Cancer Pain

Cancer is a devastating diagnosis that rips through the lives of patients and their families. Even with promising new treatment options for all kinds of cancer, cancer pain is one complication that can be challenging to treat. Here’s what you need to know.

What is cancer pain?

Cancer pain is pain that occurs as a side effect of cancer. A report from the Global Year of Against Cancer Pain had these estimates of pain experienced for the following forms of cancer:

  • Head and neck: 67–91%
  • Prostate: 56–94%
  • Uterine: 30–90%
  • Genitourinary: 58–90%
  • Breast: 40–89%
  • Pancreatic: 72–85%

As these percentages illustrate, the rates for pain vary, depending on the type of tumor, the stage of cancer, and the progression of the disease. Another more recent review of studies found the following average rates of pain, divided by treatment stage:

  • During treatment: 55%
  • After curative treatment: 39.3%
  • Advanced terminal cancer: 66.4%

On average, 38% of all patients at every stage and with every type of cancer reported moderate to severe pain. These statistics clearly illustrate that even with advances in cancer treatment options, pain continues to be a common symptom that requires close attention and careful treatment.
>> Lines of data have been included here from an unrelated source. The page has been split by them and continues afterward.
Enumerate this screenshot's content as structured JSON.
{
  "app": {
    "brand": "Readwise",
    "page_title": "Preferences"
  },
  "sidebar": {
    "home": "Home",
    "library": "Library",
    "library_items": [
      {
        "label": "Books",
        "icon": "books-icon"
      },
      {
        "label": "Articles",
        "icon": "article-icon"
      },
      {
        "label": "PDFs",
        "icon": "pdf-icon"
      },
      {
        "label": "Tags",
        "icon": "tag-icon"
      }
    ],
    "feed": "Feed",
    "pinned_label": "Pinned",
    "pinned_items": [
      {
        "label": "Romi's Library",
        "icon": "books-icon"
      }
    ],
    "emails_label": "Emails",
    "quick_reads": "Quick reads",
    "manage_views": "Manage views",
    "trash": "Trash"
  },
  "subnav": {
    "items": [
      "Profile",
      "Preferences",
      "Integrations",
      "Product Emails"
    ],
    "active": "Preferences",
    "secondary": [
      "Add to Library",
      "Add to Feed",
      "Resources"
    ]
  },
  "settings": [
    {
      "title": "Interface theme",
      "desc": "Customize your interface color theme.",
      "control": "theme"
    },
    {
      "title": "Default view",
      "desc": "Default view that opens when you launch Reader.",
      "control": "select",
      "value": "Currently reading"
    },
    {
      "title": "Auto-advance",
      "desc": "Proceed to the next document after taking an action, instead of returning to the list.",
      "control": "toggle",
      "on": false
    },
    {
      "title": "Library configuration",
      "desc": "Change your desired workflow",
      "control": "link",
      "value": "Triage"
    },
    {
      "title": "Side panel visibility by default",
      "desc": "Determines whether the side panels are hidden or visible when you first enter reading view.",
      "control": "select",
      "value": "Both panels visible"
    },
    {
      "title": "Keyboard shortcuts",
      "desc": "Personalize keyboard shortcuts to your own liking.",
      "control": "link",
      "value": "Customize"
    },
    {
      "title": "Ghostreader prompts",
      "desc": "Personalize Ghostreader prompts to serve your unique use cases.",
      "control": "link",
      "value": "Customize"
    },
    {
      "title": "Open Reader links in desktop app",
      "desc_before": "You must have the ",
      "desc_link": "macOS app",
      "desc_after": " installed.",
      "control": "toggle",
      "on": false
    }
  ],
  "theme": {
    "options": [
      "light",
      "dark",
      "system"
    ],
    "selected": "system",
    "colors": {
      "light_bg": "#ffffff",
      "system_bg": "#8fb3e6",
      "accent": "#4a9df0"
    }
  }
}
What causes cancer pain?

This type of pain is a result of three main occurrences with pain that is:

  1. Related to cancer tumors
  2. Related to treatment
  3. Unrelated to cancer

Pain related to cancerous tumors may be experienced when a tumor presses on nerves. Similarly, when a tumor expands inside a hollow organ, patients may report pain as the tumor grows. Pain due to tumors may be sharp and shooting, or it may be experienced as a burning or radiating pain, depending on which nerves are affected. This type of pain is referred to as neuropathic pain, and it may persist long after the cancerous tumor is treated.

Other pain that is directly related to cancer tumors is when bone marrow infiltration occurs. This bone pain is often throbbing but is also felt as a dull, constant ache.

Pain related to cancer treatment is also unfortunately common. Chemotherapy drugs may cause pain and tingling or numbness in the feet. Pain from radiation is another common side effect of cancer treatment as well.

Pain that is unrelated to cancer tumors or treatment can be as varied as the people who experience it. Some pain, such as soft tissue or visceral pain, may occur due to lingering damage from cancer or its treatment. Phantom pain from an amputation or a mastectomy is a real and serious condition. This is where the brain continues to send pain signals even after the surgery. An estimated 50% of amputees and 33% of women with mastectomy experience phantom limb pain.

8 cancer pain treatments 

There is no one-size-fits-all treatment for this type of pain. The best approach is a comprehensive one designed by you, your doctor, and other supportive medical personnel.

These are some of the most common therapies:

  1. Biofeedback: This is a treatment that teaches you to become aware of processes that are normally thought to be involuntary (e.g., blood pressure, temperature, and heart rate control). Biofeedback trains you to gain some conscious control of these processes, which can influence and improve your level of pain. Put simply, a better awareness of your body can help you relax and this can help relieve pain.
  2. Mindfulness meditation: A 2019 review of 210 studies of mindfulness mediation and its effect on cancer pain offered some astonishing conclusions. Patients who regularly practiced mindfulness meditation reported reduced pain, anxiety, and depression and an improved quality of life. This occurred without side effects, and this treatment is free.
  3. Massage: Gentle focal rubbing of the tender areas may help relieve muscle spasms or contractions and improve associated discomfort. Massage can also help patients relax, decreasing stress and tension.
  4. Acupuncture: A small but scientifically-valid study of patients receiving auricular acupuncture found that 36% of patients receiving acupuncture had significant decreases in pain at two months (compared to a control group with just 2% decrease).

Interventional approaches

In addition to non-invasive therapies, these treatments can help with pain:

  1. Medication (over-the-counter and prescription): Non-steroid anti-inflammatory drugs (e.g., ibuprofen), muscle relaxants, and membrane-stabilizing medications can be very effective in treating this type of pain. Note that opioids are most effective for end-stage pain only.
  2. Nerve blocks: Specific nerve blocks and neurodestructive procedures can help relieve some types of pain due to cancer. Celiac plexus blocks can be extremely effective at treating difficult pain.
  3. Transcutaneous electrical nerve stimulation (TENS): This technique relieves pain by applying mild electric current to the skin at the site of the pain. The electric impulses interfere with normal pain sensations and replace them with a mild tingling sensation.
  4. Intrathecal pumps: Implanted pain pumps are also available, which can be extremely helpful in providing long-term pain control. This treatment is gaining widespread acceptance for long-term pain management in cancer patients.